=== DATA SECTION ===
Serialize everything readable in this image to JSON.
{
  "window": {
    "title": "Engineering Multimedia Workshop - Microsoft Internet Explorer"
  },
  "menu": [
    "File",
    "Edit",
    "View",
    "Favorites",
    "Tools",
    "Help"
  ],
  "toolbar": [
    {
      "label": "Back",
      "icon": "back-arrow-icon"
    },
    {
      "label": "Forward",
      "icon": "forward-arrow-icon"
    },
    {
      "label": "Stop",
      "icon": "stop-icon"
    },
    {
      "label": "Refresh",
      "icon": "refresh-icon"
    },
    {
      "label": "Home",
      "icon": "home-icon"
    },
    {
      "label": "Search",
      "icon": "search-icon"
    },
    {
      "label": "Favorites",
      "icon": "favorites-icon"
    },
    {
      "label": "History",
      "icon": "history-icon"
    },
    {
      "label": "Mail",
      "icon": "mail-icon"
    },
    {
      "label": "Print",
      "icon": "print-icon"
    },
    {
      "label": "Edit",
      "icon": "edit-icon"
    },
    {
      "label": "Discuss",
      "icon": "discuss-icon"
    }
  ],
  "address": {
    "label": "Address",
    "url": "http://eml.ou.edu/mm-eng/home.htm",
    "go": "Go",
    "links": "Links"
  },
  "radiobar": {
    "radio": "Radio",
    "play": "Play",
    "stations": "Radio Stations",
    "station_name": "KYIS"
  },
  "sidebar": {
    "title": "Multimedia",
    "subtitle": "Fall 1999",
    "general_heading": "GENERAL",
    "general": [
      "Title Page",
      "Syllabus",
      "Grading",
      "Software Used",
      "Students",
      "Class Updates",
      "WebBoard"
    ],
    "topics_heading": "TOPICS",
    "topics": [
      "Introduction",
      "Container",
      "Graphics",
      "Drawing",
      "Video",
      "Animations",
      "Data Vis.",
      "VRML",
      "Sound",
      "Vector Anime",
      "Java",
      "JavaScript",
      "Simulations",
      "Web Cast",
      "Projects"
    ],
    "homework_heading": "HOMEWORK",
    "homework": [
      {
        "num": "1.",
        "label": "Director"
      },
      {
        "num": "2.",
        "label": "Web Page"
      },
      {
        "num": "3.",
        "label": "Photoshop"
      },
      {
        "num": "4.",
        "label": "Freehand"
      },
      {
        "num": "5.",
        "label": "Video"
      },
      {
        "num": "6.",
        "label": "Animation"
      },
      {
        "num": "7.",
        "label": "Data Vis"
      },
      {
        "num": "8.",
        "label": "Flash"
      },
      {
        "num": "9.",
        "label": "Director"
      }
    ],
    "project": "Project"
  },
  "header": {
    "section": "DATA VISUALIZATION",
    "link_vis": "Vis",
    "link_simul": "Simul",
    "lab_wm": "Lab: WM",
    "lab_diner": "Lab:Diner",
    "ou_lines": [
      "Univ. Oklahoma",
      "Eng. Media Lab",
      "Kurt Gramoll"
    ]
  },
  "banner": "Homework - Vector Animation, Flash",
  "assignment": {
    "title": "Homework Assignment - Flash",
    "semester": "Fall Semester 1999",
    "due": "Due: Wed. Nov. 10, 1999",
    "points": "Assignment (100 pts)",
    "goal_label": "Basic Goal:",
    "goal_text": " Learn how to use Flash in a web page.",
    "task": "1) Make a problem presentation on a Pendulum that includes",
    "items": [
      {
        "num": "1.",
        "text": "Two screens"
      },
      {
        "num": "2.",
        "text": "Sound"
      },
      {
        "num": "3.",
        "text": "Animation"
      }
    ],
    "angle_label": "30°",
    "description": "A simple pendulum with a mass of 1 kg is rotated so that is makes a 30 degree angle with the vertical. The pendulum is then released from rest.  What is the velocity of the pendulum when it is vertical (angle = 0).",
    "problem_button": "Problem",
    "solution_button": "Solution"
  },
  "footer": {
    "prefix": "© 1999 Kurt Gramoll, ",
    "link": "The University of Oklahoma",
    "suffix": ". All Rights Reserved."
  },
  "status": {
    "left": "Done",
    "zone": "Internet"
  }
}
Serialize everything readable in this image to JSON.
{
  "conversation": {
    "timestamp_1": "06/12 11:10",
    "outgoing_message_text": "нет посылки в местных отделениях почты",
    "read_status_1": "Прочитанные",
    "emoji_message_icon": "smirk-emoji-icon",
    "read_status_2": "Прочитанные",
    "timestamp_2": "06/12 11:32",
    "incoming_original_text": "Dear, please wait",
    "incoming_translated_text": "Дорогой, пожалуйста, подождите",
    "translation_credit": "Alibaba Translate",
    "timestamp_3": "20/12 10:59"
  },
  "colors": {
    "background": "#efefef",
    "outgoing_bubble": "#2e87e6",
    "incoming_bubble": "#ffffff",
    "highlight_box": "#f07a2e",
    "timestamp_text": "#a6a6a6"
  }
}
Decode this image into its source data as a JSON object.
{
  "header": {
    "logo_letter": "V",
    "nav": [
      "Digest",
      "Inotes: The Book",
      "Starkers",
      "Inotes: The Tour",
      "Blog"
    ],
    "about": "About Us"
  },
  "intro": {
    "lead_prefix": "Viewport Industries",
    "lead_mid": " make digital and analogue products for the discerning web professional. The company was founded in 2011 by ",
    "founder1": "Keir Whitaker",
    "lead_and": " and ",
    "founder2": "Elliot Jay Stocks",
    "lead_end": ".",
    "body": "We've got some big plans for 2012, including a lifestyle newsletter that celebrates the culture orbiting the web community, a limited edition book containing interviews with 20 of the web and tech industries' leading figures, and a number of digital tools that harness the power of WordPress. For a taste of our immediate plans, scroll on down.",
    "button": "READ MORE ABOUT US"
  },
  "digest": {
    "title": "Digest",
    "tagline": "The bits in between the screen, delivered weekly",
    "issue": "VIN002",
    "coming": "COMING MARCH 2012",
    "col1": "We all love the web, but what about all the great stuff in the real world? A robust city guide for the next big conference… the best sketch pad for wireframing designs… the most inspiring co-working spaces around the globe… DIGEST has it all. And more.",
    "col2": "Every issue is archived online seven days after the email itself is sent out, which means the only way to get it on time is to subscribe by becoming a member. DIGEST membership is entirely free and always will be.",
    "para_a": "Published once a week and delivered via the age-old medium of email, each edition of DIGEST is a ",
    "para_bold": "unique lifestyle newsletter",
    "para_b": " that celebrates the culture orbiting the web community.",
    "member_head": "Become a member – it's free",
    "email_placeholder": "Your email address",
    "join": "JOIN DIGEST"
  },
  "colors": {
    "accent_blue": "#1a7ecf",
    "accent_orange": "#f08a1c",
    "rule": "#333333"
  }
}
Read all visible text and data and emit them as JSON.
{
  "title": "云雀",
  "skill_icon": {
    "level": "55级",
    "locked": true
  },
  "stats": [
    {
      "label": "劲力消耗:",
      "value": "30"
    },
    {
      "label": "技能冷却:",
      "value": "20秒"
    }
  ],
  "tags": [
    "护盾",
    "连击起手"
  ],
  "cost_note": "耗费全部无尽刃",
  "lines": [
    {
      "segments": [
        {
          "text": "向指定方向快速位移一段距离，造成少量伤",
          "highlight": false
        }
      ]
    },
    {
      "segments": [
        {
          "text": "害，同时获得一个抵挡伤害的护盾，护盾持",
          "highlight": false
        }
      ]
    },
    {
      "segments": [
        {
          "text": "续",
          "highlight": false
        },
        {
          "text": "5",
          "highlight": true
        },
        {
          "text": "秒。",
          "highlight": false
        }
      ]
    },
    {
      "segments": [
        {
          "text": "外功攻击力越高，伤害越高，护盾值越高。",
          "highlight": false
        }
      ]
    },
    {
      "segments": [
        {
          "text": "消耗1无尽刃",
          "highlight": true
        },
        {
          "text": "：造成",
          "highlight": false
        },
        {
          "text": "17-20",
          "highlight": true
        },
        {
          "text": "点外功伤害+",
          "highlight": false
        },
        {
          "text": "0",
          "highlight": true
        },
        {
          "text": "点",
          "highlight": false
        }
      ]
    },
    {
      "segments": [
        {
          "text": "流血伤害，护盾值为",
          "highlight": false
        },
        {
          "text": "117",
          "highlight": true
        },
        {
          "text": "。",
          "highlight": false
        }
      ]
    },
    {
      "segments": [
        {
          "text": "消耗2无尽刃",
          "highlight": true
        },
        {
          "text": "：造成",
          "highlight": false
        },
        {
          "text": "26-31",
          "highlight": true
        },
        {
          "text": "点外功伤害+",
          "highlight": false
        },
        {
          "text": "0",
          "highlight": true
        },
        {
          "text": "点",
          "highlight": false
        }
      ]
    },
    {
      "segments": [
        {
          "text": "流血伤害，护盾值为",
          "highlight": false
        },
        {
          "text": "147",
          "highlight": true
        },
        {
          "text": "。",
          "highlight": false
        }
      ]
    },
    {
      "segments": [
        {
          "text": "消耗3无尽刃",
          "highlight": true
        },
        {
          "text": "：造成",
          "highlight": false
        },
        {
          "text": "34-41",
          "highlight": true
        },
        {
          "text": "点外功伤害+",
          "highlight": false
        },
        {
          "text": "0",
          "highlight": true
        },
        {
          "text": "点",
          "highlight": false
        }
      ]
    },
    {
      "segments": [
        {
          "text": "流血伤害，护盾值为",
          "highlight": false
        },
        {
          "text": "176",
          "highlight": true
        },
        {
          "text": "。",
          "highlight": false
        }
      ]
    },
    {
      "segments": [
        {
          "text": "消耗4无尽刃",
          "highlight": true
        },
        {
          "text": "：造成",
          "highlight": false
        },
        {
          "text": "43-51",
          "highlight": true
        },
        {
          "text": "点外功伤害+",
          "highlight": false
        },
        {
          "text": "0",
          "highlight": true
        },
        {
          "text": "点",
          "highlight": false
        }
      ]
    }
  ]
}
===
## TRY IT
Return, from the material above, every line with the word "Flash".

## SOLUTION FOR THIS EXERCISE
        "label": "Flash"
  "banner": "Homework - Vector Animation, Flash",
    "title": "Homework Assignment - Flash",
    "goal_text": " Learn how to use Flash in a web page.",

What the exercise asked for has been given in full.